▶ THE DATA:
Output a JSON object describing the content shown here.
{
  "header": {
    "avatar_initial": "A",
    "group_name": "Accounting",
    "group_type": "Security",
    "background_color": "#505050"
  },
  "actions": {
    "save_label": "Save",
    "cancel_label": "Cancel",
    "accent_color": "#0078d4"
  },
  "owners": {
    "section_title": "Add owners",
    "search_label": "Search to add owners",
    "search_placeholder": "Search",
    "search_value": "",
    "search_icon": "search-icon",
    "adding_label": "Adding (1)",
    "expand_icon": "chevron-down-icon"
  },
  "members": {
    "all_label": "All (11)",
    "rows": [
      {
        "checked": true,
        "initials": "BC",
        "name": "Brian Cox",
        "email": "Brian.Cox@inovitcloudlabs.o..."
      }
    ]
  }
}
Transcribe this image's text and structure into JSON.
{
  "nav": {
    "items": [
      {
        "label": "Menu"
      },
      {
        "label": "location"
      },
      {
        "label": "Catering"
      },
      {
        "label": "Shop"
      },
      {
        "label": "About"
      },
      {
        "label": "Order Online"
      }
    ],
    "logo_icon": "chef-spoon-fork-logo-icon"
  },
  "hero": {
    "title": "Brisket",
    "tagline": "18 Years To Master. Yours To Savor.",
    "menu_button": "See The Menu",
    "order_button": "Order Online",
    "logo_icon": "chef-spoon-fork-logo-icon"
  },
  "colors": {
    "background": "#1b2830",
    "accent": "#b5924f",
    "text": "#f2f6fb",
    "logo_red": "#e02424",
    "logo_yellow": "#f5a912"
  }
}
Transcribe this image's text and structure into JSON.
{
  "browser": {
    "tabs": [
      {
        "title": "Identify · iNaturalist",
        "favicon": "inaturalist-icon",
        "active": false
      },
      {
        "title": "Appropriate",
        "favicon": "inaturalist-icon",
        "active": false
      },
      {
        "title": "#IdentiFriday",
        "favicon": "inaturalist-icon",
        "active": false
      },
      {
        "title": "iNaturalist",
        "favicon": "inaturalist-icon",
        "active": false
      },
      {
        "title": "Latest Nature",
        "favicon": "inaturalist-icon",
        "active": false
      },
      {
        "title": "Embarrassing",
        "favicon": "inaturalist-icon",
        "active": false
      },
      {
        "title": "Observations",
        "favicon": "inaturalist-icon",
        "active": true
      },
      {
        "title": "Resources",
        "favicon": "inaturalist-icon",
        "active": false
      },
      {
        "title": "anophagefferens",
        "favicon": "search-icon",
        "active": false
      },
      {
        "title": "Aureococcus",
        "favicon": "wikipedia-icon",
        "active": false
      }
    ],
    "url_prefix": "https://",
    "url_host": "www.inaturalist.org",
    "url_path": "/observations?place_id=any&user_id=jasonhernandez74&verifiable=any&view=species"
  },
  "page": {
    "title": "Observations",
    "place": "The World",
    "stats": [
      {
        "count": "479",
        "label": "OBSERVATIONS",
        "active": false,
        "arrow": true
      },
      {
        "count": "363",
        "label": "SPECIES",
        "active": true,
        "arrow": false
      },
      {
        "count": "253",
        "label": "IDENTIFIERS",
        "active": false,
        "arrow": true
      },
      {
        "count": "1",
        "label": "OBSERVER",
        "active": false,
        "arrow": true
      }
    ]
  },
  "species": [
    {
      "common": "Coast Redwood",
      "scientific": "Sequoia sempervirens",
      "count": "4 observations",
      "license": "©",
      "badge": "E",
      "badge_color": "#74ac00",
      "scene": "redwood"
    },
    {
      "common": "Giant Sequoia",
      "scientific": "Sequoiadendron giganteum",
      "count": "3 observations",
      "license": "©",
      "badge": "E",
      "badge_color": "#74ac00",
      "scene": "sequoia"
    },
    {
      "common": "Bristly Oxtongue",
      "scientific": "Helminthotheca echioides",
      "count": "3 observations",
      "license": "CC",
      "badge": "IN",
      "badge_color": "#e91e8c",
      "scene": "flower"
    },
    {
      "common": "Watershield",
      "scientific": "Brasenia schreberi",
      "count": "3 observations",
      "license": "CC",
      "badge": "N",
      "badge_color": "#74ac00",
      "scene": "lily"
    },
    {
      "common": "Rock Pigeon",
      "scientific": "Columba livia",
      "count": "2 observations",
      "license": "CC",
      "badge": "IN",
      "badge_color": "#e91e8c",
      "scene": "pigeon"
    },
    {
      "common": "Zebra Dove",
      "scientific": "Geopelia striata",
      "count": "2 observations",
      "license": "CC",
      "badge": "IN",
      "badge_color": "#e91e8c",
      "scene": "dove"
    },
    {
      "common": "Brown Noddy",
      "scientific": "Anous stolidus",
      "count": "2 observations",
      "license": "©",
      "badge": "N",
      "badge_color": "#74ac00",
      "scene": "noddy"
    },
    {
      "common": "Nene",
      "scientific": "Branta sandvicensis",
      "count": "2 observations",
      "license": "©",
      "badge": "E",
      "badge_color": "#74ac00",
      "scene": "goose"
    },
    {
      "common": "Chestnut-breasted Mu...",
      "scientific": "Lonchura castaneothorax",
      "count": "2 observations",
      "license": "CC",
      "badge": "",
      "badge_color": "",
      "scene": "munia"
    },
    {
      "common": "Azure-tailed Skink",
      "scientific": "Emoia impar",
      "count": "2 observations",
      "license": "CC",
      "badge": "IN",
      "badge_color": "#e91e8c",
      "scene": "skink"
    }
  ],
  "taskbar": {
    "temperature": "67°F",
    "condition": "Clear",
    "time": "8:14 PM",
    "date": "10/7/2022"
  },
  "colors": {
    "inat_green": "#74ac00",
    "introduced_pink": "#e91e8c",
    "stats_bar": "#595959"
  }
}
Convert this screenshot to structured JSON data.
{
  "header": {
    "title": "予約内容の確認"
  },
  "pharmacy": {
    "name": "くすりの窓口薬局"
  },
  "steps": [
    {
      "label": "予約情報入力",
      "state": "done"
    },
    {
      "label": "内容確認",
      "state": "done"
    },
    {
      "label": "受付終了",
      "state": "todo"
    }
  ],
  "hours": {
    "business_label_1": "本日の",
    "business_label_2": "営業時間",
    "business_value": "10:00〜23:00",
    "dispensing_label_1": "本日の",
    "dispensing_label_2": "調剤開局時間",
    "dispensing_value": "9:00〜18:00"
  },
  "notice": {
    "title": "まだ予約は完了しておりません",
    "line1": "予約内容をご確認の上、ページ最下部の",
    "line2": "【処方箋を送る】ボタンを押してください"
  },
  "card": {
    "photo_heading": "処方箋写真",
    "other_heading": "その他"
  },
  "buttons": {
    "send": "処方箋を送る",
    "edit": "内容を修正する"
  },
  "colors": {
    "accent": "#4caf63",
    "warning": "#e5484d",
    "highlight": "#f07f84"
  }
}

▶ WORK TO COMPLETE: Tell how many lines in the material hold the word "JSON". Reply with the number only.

▶ SOLUTION: 4